Florida Law Weekly September 30, 2016
Saterbo v. Markuson (Fla. 2d DCA): In this automobile accident case, the Court addressed the enforceability of a joint proposal for settlement. The plaintiff filed a lawsuit against the driver of the car for direct negligence and the owner of the vehicle, which is a vicarious liability claim. The proposal for settlement did not apportion the amount due to each defendant. The Trial Court denied the plaintiff’s request for attorneys’ fees pursuant to the proposal for settlement, finding that the failure to apportion violated Florida Rule of Civil Procedure 1.442. The Trial Court also found that the proposal was ambiguous because it failed to account for the fact that there was a statutory liability cap of damages applicable to the vehicle owner, thus making it impossible to decide whether or not to accept it.
The Second District Court of Appeal reversed, citing to Florida Rule of Civil Procedure 1.442(c)(4) which provides that, ““when a party is alleged to be solely vicariously … liable, whether by operation of law or by contract, a joint proposal made by or served on such a party need not state the apportionment or contribution as to that party.” The defendants argued that because the owner could be held liable for amounts above the statutory cap, the owner’s liability was not solely vicarious and therefore, Rule 1.442(c)(4) did not apply. The Second District disagreed, stating, “The focus of the exception contained in rule 1.442(c)(4) is not whether a party is liable for the full amount of damages, but rather, it is whether the claims against the party are direct claims or solely claims of vicarious or other forms of indirect liability.” The Second District also disagreed that the proposal was ambiguous because of the cap, relying on the finding of the Florida Supreme Court in State Farm Mut. Auto.

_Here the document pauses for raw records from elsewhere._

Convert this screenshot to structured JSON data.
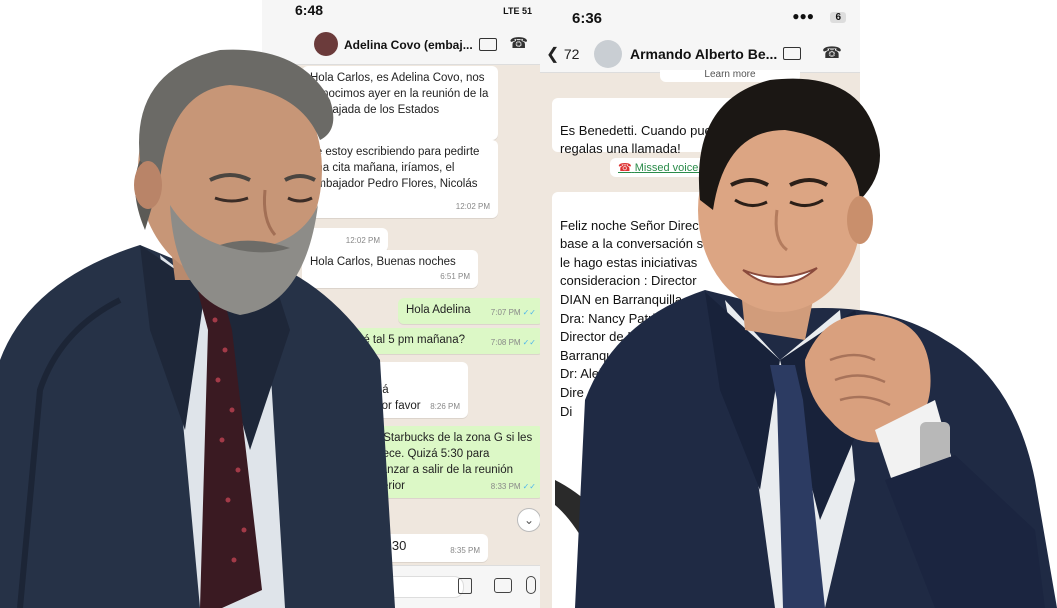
{
  "phone_left": {
    "time": "6:48",
    "network": "LTE",
    "battery": "51",
    "contact_name": "Adelina Covo (embaj...",
    "messages": [
      {
        "dir": "in",
        "text": "Hola Carlos, es Adelina Covo, nos conocimos ayer en la reunión de la embajada de los Estados",
        "time": ""
      },
      {
        "dir": "in",
        "text": "Te estoy escribiendo para pedirte una cita mañana, iríamos, el embajador Pedro Flores, Nicolás",
        "time": "12:02 PM"
      },
      {
        "dir": "in",
        "text": "",
        "time": "12:02 PM"
      },
      {
        "dir": "in",
        "text": "Hola Carlos, Buenas noches",
        "time": "6:51 PM"
      },
      {
        "dir": "out",
        "text": "Hola Adelina",
        "time": "7:07 PM"
      },
      {
        "dir": "out",
        "text": "Qué tal 5 pm mañana?",
        "time": "7:08 PM"
      },
      {
        "dir": "in",
        "text": "Don Carlos allá\nDime dónde por favor",
        "time": "8:26 PM"
      },
      {
        "dir": "out",
        "text": "En Starbucks de la zona G si les parece. Quizá 5:30 para alcanzar a salir de la reunión anterior",
        "time": "8:33 PM"
      },
      {
        "dir": "in",
        "text": "Listo 5:30",
        "time": "8:35 PM"
      }
    ]
  },
  "phone_right": {
    "time": "6:36",
    "battery": "6",
    "back_count": "72",
    "contact_name": "Armando Alberto Be...",
    "learn_more": "Learn more",
    "messages": [
      {
        "text": "Es Benedetti. Cuando pueda\nregalas una llamada!"
      },
      {
        "text": "Missed voice c"
      },
      {
        "text": "Feliz noche Señor Direc\nbase a la conversación s\nle hago estas iniciativas\nconsideracion : Director\nDIAN en Barranquilla.\nDra: Nancy Patricia Hol\nDirector de Impuestos\nBarranquilla\nDr: Aleja\nDire\nDi"
      }
    ]
  },
  "colors": {
    "chat_bg": "#efe7de",
    "outgoing_bubble": "#dcf8c6",
    "incoming_bubble": "#ffffff",
    "suit_dark": "#263247"
  }
}
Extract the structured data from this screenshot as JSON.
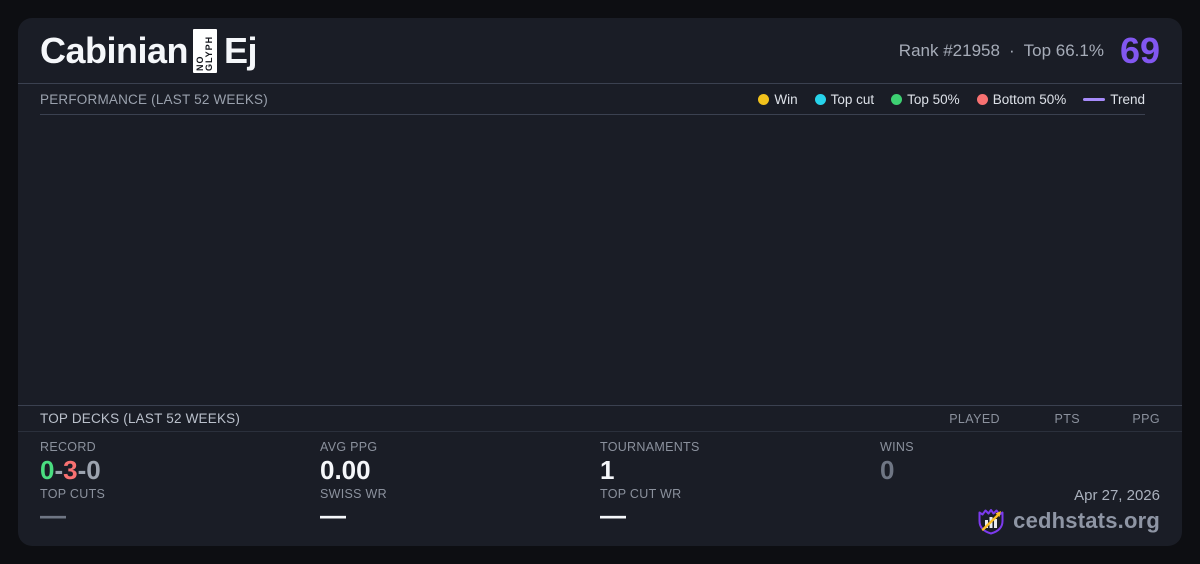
{
  "header": {
    "title_prefix": "Cabinian",
    "title_noglyph": "NO GLYPH",
    "title_suffix": "Ej",
    "rank": "Rank #21958",
    "separator": "·",
    "percentile": "Top 66.1%",
    "score": "69"
  },
  "performance": {
    "heading": "PERFORMANCE (LAST 52 WEEKS)",
    "legend": [
      {
        "label": "Win",
        "color": "#f2c21c",
        "swatch": "dot"
      },
      {
        "label": "Top cut",
        "color": "#27d3ea",
        "swatch": "dot"
      },
      {
        "label": "Top 50%",
        "color": "#3dd072",
        "swatch": "dot"
      },
      {
        "label": "Bottom 50%",
        "color": "#f87171",
        "swatch": "dot"
      },
      {
        "label": "Trend",
        "color": "#a78bfa",
        "swatch": "line"
      }
    ]
  },
  "chart_data": {
    "type": "scatter",
    "title": "PERFORMANCE (LAST 52 WEEKS)",
    "series": [],
    "note": "plot area is empty - no events rendered in the last 52 weeks window"
  },
  "top_decks": {
    "heading": "TOP DECKS (LAST 52 WEEKS)",
    "columns": [
      "PLAYED",
      "PTS",
      "PPG"
    ],
    "rows": []
  },
  "stats": {
    "record": {
      "label": "RECORD",
      "wins": "0",
      "losses": "3",
      "draws": "0",
      "separator": "-"
    },
    "avg_ppg": {
      "label": "AVG PPG",
      "value": "0.00"
    },
    "tournaments": {
      "label": "TOURNAMENTS",
      "value": "1"
    },
    "wins": {
      "label": "WINS",
      "value": "0"
    },
    "top_cuts": {
      "label": "TOP CUTS",
      "value": "—"
    },
    "swiss_wr": {
      "label": "SWISS WR",
      "value": "—"
    },
    "top_cut_wr": {
      "label": "TOP CUT WR",
      "value": "—"
    }
  },
  "footer": {
    "date": "Apr 27, 2026",
    "brand": "cedhstats.org"
  },
  "colors": {
    "accent_purple": "#8257f0",
    "record_win": "#4ade80",
    "record_loss": "#f87171",
    "record_draw": "#9ca3af",
    "wins_muted": "#6f7684",
    "logo_shield": "#7c3aed",
    "logo_bars": "#e8eaf0",
    "logo_arrow": "#fbbf24"
  }
}
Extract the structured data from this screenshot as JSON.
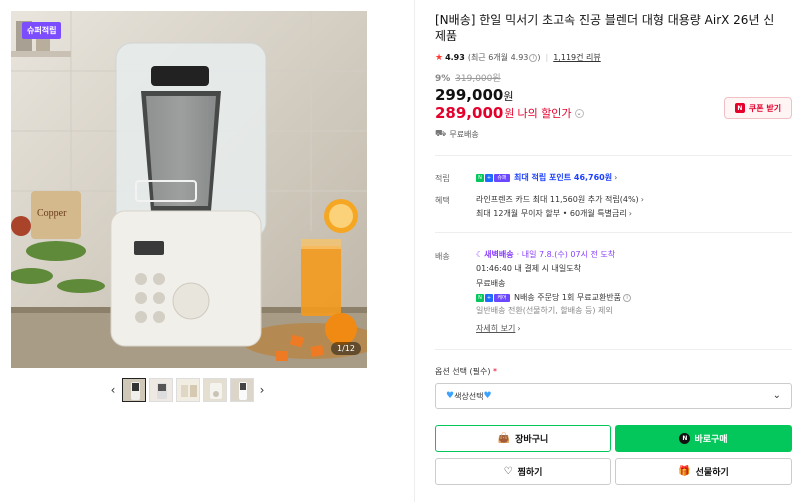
{
  "gallery": {
    "badge": "슈퍼적립",
    "counter": "1/12",
    "prev_icon": "chevron-left-icon",
    "next_icon": "chevron-right-icon",
    "thumbnail_count": 5
  },
  "product": {
    "title": "[N배송] 한일 믹서기 초고속 진공 블렌더 대형 대용량 AirX 26년 신제품",
    "rating": "4.93",
    "recent_rating": "(최근 6개월 4.93",
    "review_count": "1,119건 리뷰",
    "discount_rate": "9%",
    "original_price": "319,000원",
    "price": "299,000",
    "price_unit": "원",
    "my_price": "289,000",
    "my_price_unit": "원",
    "my_price_label": "나의 할인가",
    "coupon_label": "쿠폰 받기",
    "shipping": "무료배송"
  },
  "benefits": {
    "points_label": "적립",
    "points_badge_tag": "슈퍼",
    "points_text": "최대 적립 포인트 46,760원",
    "benefit_label": "혜택",
    "benefit_line1": "라인프렌즈 카드 최대 11,560원 추가 적립(4%)",
    "benefit_line2": "최대 12개월 무이자 할부 • 60개월 특별금리"
  },
  "delivery": {
    "label": "배송",
    "tag": "새벽배송",
    "arrival": "· 내일 7.8.(수) 07시 전 도착",
    "cutoff": "01:46:40  내 결제 시 내일도착",
    "fee": "무료배송",
    "return_badge_tag": "케어",
    "return_text": "N배송 주문당 1회 무료교환반품",
    "exclusion": "일반배송 전환(선물하기, 할배송 등) 제외",
    "more_link": "자세히 보기"
  },
  "options": {
    "label": "옵션 선택 (필수)",
    "required_mark": "*",
    "select_value": "색상선택"
  },
  "actions": {
    "cart": "장바구니",
    "buy": "바로구매",
    "wish": "찜하기",
    "gift": "선물하기"
  },
  "colors": {
    "naver_green": "#03c75a",
    "sale_red": "#e4002b",
    "point_blue": "#1e40ff",
    "super_purple": "#7b4dff"
  }
}
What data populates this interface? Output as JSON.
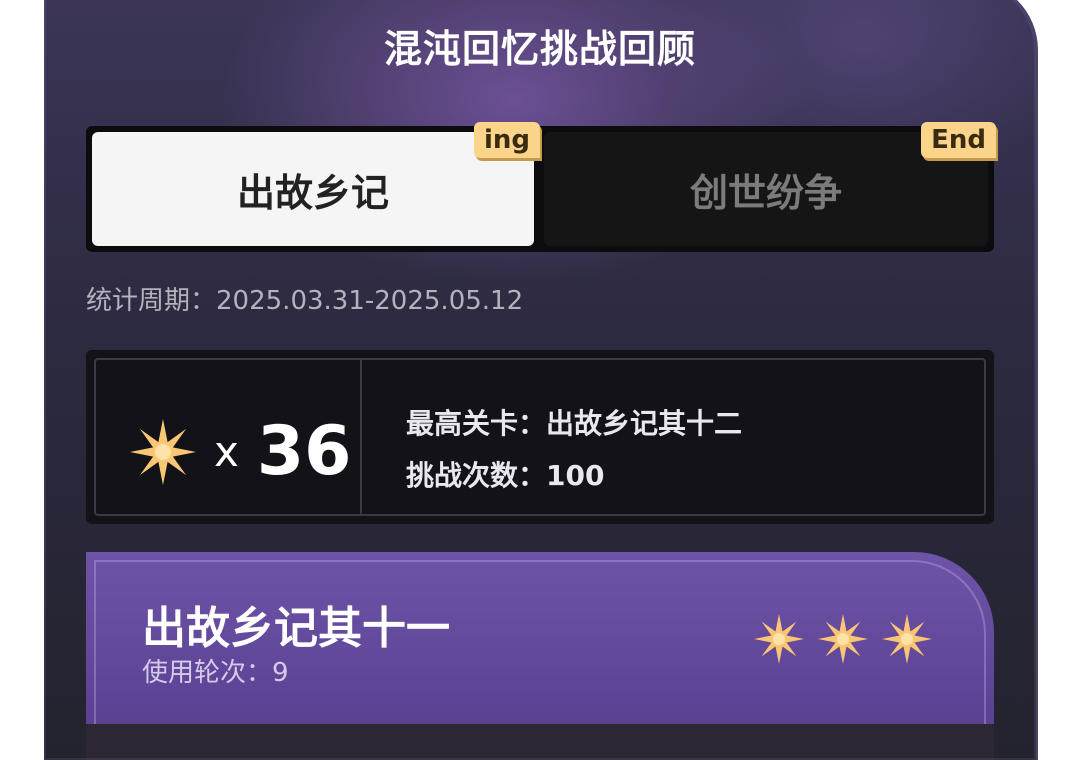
{
  "page": {
    "title": "混沌回忆挑战回顾"
  },
  "tabs": [
    {
      "label": "出故乡记",
      "badge": "ing",
      "active": true
    },
    {
      "label": "创世纷争",
      "badge": "End",
      "active": false
    }
  ],
  "period": {
    "label": "统计周期：",
    "value": "2025.03.31-2025.05.12"
  },
  "stats": {
    "star_icon": "eight-point-star-icon",
    "x_mark": "x",
    "star_count": "36",
    "highest_level_label": "最高关卡：",
    "highest_level_value": "出故乡记其十二",
    "attempts_label": "挑战次数：",
    "attempts_value": "100"
  },
  "level_card": {
    "name": "出故乡记其十一",
    "rounds_label": "使用轮次：",
    "rounds_value": "9",
    "stars_earned": 3
  },
  "colors": {
    "star": "#f9c774",
    "badge": "#f9d48a",
    "card_purple": "#5f4597",
    "tab_active_bg": "#f5f5f5",
    "tab_inactive_bg": "#151515"
  }
}
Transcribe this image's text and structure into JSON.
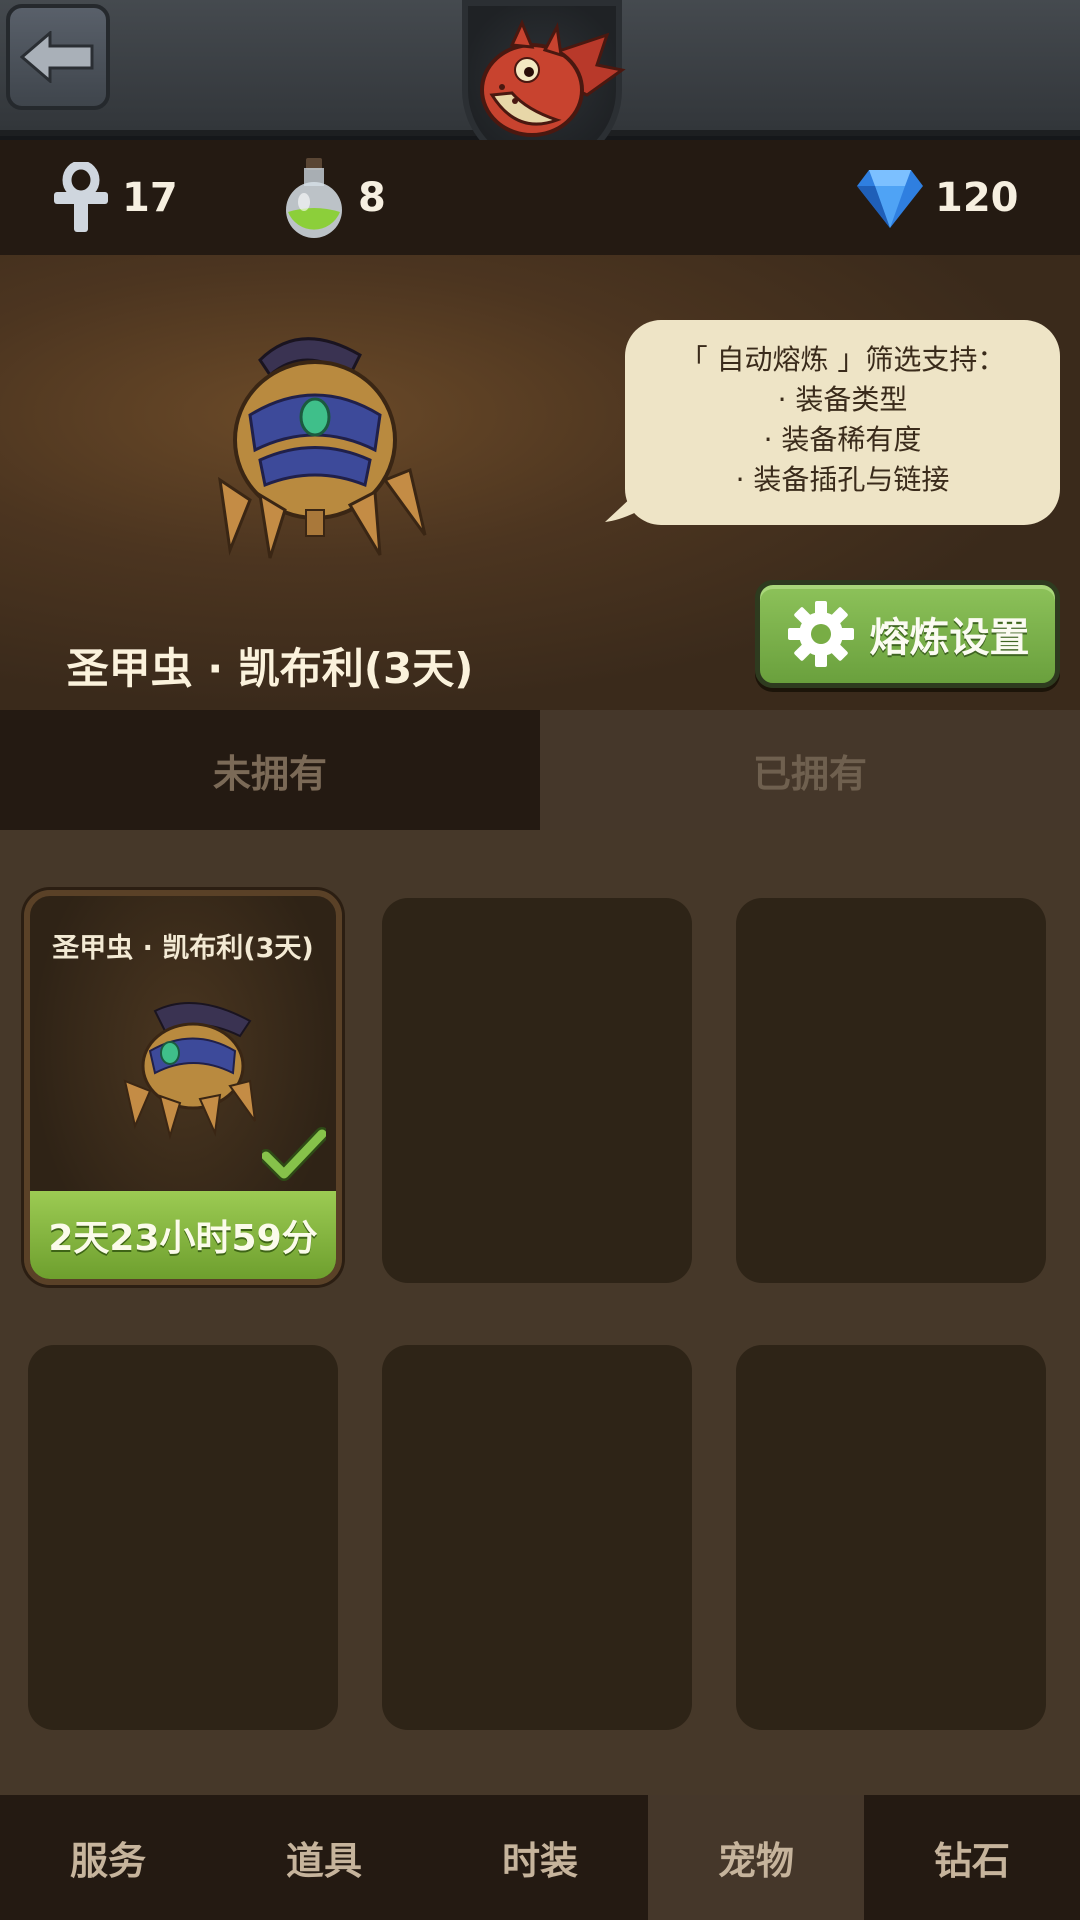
{
  "top_bar": {
    "back_icon": "arrow-left-icon",
    "emblem_icon": "red-dragon-emblem"
  },
  "resources": {
    "ankh": {
      "icon": "ankh-icon",
      "value": "17"
    },
    "potion": {
      "icon": "potion-icon",
      "value": "8"
    },
    "diamond": {
      "icon": "diamond-icon",
      "value": "120"
    }
  },
  "hero": {
    "pet_name": "圣甲虫 · 凯布利(3天)",
    "bubble_lines": [
      "「 自动熔炼 」筛选支持：",
      "· 装备类型",
      "· 装备稀有度",
      "· 装备插孔与链接"
    ],
    "smelt_button": "熔炼设置"
  },
  "tabs": [
    "未拥有",
    "已拥有"
  ],
  "grid": {
    "owned_card": {
      "title": "圣甲虫 · 凯布利(3天)",
      "timer": "2天23小时59分",
      "selected": true
    }
  },
  "nav": [
    "服务",
    "道具",
    "时装",
    "宠物",
    "钻石"
  ],
  "colors": {
    "accent_green": "#7fb445",
    "diamond_blue": "#3b8de6",
    "active_nav": "#45372a"
  }
}
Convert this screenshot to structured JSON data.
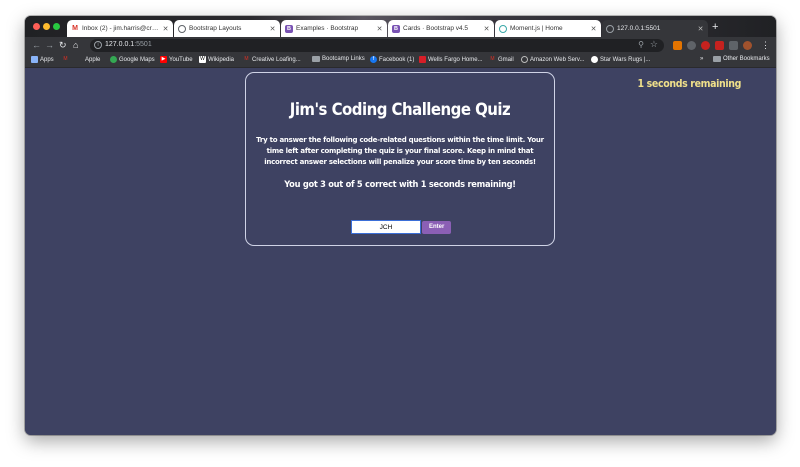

Ins. Co. v. Nichols, 932 So.2d 1067, 1079 (Fla.2006), where it recognized that with proposals for settlement, “it may not be possible to eliminate all ambiguity and, therefore, that the rule ‘merely requires that the settlement proposal be sufficiently clear and definite to allow the offeree to make an informed decision without needing clarification.’”